With more people joining Twitter and accessing the service in multiple ways, a consistent user experience is more crucial than ever.

Twitter then starts making life difficult for devs by screwing around with how logins work, except for in their own clients, obviously, (which Twitter claims are part of the service, so THAT’S ALL RIGHT, THEN).

Reports are now coming in from all over that Twitter has bought TweetDeck (CNet). I personally can’t stand TweetDeck, but I know a lot of people who use it, and if third-party clients were all shot in the head, TweetDeck’s death would cause the biggest uproar. Therefore, it’s going to be extremely interesting to see what Twitter does next.

Conceivably, it could kill TweetDeck, but that makes no sense. Even if the purchase was made defensively, to stop TweetDeck becoming a client for a rival service, too many Twitter users work with TweetDeck to make the app disappear. Twitter could roll the column and multi-account-post functionality into its own clients, perhaps as an ‘advanced’ option, but that doesn’t sit right with the, frankly, bare-bones nature of Twitter’s official clients.

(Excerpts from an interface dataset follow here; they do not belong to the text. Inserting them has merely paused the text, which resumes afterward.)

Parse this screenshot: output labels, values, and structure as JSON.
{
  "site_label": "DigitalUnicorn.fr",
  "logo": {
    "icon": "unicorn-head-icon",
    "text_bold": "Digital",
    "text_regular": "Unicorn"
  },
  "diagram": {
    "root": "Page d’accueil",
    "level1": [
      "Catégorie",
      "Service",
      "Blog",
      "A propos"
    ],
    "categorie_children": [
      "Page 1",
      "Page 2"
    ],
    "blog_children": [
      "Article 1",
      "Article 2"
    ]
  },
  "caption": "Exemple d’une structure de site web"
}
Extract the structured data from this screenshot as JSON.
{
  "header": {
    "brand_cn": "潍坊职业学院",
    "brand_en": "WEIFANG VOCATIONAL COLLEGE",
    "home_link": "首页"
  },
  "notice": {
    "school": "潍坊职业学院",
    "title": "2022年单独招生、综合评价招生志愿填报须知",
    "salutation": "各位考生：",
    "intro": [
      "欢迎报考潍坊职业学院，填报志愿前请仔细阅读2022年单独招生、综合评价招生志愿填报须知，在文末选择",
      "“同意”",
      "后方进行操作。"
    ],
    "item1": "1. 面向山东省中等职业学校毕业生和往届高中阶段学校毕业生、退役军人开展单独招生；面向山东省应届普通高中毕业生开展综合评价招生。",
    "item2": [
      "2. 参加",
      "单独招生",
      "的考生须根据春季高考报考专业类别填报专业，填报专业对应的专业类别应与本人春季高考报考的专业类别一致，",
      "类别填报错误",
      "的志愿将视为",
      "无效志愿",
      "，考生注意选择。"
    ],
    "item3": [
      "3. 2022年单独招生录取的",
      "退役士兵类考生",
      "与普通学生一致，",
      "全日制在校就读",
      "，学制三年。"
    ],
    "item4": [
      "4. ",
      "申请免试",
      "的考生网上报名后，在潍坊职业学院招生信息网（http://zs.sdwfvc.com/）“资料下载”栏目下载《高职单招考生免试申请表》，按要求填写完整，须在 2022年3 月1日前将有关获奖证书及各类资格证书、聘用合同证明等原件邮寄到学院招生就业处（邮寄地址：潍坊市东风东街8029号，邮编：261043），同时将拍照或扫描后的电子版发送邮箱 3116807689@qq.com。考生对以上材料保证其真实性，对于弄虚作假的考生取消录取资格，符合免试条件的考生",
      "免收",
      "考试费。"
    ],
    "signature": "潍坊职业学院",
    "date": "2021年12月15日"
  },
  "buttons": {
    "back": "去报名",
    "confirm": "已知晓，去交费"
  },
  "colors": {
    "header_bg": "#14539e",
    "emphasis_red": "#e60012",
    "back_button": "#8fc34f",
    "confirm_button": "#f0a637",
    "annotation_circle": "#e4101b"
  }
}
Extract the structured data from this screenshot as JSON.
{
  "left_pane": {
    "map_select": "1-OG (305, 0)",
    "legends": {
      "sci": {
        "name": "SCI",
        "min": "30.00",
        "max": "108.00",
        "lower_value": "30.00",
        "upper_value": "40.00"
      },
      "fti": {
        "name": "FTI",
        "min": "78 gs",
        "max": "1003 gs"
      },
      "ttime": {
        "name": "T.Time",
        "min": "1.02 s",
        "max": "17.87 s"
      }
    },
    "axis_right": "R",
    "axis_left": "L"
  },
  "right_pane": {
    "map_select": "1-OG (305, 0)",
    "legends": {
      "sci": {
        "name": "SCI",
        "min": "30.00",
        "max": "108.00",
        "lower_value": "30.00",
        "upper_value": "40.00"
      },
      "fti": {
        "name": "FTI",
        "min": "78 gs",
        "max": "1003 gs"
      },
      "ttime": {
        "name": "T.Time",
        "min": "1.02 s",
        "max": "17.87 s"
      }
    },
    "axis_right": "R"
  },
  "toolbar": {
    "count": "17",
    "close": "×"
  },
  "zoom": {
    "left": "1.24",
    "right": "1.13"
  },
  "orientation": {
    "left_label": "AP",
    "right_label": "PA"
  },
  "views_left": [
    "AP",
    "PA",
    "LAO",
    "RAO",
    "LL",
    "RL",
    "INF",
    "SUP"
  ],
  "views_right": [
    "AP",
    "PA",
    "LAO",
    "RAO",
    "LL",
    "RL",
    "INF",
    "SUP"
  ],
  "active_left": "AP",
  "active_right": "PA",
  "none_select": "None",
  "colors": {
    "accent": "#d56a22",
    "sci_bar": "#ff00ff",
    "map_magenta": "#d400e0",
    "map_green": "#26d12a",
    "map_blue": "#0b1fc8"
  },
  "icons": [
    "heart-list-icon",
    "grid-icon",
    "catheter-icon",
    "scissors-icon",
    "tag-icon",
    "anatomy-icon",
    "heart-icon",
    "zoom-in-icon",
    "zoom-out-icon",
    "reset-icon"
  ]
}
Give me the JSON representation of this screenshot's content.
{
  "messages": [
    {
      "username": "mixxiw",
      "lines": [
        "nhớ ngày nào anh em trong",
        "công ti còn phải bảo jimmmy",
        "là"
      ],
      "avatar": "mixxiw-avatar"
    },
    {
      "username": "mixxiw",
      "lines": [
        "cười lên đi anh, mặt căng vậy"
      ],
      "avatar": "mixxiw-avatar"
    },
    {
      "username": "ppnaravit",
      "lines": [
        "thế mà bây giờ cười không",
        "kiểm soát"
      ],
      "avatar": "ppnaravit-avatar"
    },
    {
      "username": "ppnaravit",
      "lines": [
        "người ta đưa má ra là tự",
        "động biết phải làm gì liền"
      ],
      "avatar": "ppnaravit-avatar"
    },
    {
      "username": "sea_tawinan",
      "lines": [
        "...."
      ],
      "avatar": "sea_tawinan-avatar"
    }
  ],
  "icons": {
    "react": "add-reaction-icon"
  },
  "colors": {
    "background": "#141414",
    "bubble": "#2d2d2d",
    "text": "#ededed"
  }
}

The only sensible course of action is for Twitter to continue allowing TweetDeck to exist, but then that makes a mockery of Sarver’s statement about consistency (although as Steve Lyb has noted, Twitter’s doing perfectly well on its own in that regard). Still, given the ‘one rule for us, and another for everyone else, which largely involves PUNCHING DEVS IN THE FACE UNTIL THEY GET THE HINT AND BUGGER OFF’ mindset Twitter apparently employs these days, that last option wouldn’t surprise me at all.